It looks like you're using an Ad Blocker.
Please white-list or disable AboveTopSecret.com in your ad-blocking tool.
Some features of ATS will be disabled while you continue to use an ad-blocker.
The Norwegian Government sends its biggest delegation ever to Russia for the political talks following the signing of the agreement on border delineation in the Barents Sea.
The Treaty will be followed by agreements on joint Norwegian-Russian cooperation in the Barents Sea regarding fisheries, environmental safety and energy issues.
The Norwegian Government has hired two private aircrafts that will fly wing-by-wing from Oslo directly to Murmansk Wednesday morning.
The agreement establishes the maritime boundary between Norway and Russia in the Barents Sea and the Arctic Ocean. It also includes provisions on the continuation of fisheries cooperation and cooperation on the management of any oil and gas deposits that extend across the delimitation line
In April, Stoltenberg and Russian President Dmitry Medvedev signed an initial agreement on the border after four decades of negotiations, paving the way to open the potentially oil- and gas-rich region for offshore exploration.
The disputed territory covered 175,000 square km (67,600 sq miles), an area about half the size of Germany, mainly in the Barents Sea between proven petroleum reserves on the Russian and Norwegian sides.
A large-scale military exercise involving several submarines, surface vessels, aviation and more than four thousand men is currently unfolding in the Barents Sea.
The climax of the training will be the firing of more than ten cruise missiles on several targets
Wednesday, 15th September, 2010
“This is a historic milestone. The treaty resolves what for several decades remained the most important outstanding issue between Norway and Russia. We are pleased that we have now established the maritime boundary between Norway and Russia in the Barents Sea and the Arctic Ocean,” said Prime Minister Stoltenberg.
The signed treaty marks the end of a long process that started in 1970 and is considered to be the most important historic event in Norwegian-Russian relations since 1945, when the Red Army left Finnmark.
The deal will now have to be ratified by the Norwegian Parliament and Russian Duma
The agreement between Russian and Norway on delimitation of the Barents Sea will result in Norway concentrating on more easily accessible resources and withdrawing from the development of the Shtokman gas field, a Russian scientist believes.
Norway has used up all its rich resources, and sees the new area in the Barents Sea as godsend. If the country has got hold of new fields, why should it care about this risk-laden Shtokman?
Lately, Russian fishermen have also started to criticize the Norwegian-Russian agreement on delimitation of the Barents Sea and the Arctic Ocean, claiming that Norway now has far more to say in the management of the fish resources in the area, and that Russian fishermen are being forced out of the area.
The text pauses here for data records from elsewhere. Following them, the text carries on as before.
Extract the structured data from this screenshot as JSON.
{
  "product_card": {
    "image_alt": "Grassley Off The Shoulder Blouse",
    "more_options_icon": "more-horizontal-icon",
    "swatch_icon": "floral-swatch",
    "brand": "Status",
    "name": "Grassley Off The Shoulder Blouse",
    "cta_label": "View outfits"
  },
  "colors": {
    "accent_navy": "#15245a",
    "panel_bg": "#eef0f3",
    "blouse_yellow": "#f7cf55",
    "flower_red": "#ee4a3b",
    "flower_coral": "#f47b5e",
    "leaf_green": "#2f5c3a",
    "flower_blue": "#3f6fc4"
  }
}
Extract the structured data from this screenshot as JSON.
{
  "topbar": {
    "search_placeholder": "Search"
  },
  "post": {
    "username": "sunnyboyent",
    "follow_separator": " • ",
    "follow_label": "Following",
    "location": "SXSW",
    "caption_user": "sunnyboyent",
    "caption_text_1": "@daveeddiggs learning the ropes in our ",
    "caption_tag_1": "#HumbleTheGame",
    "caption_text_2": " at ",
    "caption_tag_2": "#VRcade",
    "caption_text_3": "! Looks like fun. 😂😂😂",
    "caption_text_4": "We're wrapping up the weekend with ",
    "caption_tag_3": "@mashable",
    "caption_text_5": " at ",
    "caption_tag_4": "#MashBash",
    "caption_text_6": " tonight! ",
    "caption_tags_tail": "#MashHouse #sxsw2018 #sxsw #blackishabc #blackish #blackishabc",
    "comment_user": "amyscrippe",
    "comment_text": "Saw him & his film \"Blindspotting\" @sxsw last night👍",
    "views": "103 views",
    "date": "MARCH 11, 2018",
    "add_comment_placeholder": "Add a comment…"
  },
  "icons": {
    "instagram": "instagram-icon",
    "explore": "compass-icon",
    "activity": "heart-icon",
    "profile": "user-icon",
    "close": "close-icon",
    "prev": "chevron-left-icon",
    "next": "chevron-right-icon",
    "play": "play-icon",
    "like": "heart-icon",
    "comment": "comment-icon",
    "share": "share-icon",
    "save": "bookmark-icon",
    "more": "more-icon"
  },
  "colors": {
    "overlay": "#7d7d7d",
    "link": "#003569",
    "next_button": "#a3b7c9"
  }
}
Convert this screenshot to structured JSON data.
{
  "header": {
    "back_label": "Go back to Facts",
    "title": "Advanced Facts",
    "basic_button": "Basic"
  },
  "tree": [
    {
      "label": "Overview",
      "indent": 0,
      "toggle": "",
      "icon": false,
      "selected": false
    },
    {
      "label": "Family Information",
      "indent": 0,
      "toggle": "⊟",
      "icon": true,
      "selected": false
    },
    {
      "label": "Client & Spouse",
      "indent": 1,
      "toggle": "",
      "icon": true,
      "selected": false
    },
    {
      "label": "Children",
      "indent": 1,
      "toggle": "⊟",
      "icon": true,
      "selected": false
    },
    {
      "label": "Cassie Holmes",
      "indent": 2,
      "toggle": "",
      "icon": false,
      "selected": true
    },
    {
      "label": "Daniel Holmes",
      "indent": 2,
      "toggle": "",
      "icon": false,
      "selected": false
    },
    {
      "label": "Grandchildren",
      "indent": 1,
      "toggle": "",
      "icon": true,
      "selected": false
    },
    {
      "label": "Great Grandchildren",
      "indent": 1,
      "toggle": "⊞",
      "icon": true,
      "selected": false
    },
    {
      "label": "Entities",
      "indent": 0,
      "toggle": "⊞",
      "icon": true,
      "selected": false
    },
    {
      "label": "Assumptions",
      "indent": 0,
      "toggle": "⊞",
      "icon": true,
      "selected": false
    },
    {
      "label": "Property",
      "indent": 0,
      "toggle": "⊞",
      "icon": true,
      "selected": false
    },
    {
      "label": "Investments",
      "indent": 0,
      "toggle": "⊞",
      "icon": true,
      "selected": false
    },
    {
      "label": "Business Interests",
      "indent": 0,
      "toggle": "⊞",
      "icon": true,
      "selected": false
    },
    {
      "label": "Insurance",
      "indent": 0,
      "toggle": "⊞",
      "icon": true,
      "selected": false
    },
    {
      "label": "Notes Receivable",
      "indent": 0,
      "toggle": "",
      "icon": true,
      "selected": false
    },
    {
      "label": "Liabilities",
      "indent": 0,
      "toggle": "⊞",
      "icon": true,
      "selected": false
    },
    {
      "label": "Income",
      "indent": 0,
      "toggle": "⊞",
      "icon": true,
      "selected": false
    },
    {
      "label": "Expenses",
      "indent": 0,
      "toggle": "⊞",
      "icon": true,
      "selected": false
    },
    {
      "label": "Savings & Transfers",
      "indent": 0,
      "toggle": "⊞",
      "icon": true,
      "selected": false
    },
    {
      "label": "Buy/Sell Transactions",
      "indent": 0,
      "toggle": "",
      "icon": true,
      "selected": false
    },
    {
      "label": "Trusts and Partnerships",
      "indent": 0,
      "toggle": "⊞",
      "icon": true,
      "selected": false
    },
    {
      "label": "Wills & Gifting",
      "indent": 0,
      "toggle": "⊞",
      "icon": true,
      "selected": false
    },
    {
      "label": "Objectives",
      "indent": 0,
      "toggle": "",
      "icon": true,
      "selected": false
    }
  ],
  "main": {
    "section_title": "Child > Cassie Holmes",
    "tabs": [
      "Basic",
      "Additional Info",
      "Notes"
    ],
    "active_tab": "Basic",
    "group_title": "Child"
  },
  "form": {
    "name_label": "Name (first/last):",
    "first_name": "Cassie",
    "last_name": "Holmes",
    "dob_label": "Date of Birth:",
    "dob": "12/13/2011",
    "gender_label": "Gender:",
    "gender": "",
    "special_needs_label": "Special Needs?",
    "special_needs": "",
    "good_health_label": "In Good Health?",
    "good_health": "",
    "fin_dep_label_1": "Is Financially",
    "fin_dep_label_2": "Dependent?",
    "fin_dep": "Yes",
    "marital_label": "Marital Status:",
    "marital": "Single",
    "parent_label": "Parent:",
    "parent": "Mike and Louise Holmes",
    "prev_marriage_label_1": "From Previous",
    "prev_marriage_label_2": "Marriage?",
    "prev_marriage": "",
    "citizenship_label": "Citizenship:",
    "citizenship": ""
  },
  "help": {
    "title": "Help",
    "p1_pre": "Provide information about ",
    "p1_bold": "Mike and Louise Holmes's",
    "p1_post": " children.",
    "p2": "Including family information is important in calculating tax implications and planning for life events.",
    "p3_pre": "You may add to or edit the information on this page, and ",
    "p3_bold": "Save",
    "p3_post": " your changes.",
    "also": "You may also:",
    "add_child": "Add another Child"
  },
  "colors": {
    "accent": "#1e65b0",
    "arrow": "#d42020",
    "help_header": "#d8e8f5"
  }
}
The agreement between Norway and Russia on delimitation of the Barents Sea will end in Russian fishermen being forced out of the most fish-rich areas in the Arctic, claim the leaders of two of Russia’s largest fishery bodies.
According to Zilanov, Russian fishermen catch 300-315 000 tons of fish in the western part of the Barents Sea annually, while the amount on the eastern side is only 210-215 000 tons. If Russian fishermen loose the opportunity to fish in this area, Russia will lose some RUB 1.5-2 billion (€34.5 billion) every year.
Zilanov believes that Norway will use different methods to gradually force Russian fishermen out of the western parts of the Barents Sea. If Norway forbids fishing with trawl in the area, it will have disastrous consequences for Russian fisheries, he said, since 95 percent of the catch is made by trawling, and only 5 percent by long-line. Norway uses trawl to catch only 30 percent of the fish.
The Norwegian Storting has suddenly decided to delay the ratification of the Treaty concerning Maritime Delimitation and Cooperation in the Barents Sea and the Arctic Ocean until next year. The Russian Duma will also wait.
Stortinget, the Norwegian Parliament, will ratify the agreement with Russian on delimitation of the Barents Sea and Arctic Oceans.
The border deal with Norway is still not scheduled for ratification in the Russian State Duma.
The Norwegian Parliament voted unanimously in favor of the maritime delimitation line with Russia in the Barents Sea and Arctic Oceans.
The ratification in the Russian Duma is believed to come before spring. Prime Minster Vladimir Putin, normally a foot ahead of decisions in the Duma, has already praised the deal.
Dmitri Medvedev sends the Treaty to the State Duma just two days after the Norwegian Parliament ratified the Barents Sea border deal.
The presidential package of documents pertaining to the Maritime Delimitation in the Barents Sea and Arctic Oceans was Thursday sent over to the Russian Parliament.
With the recommendations from President Medvedev, and earlier strong support from Prime Minister Vladimir Putin, it is believed that the State Duma will ratify the Treaty sometime soon.
Both Norway and Russian can from today start mapping the hydrocarbon potential of the delimited waters in the Barents Sea. A Norwegian seismic vessel is already on its way to the area.
On the seventh of July, the forty years of unsettled border relations in the Barents Sea have come to an end.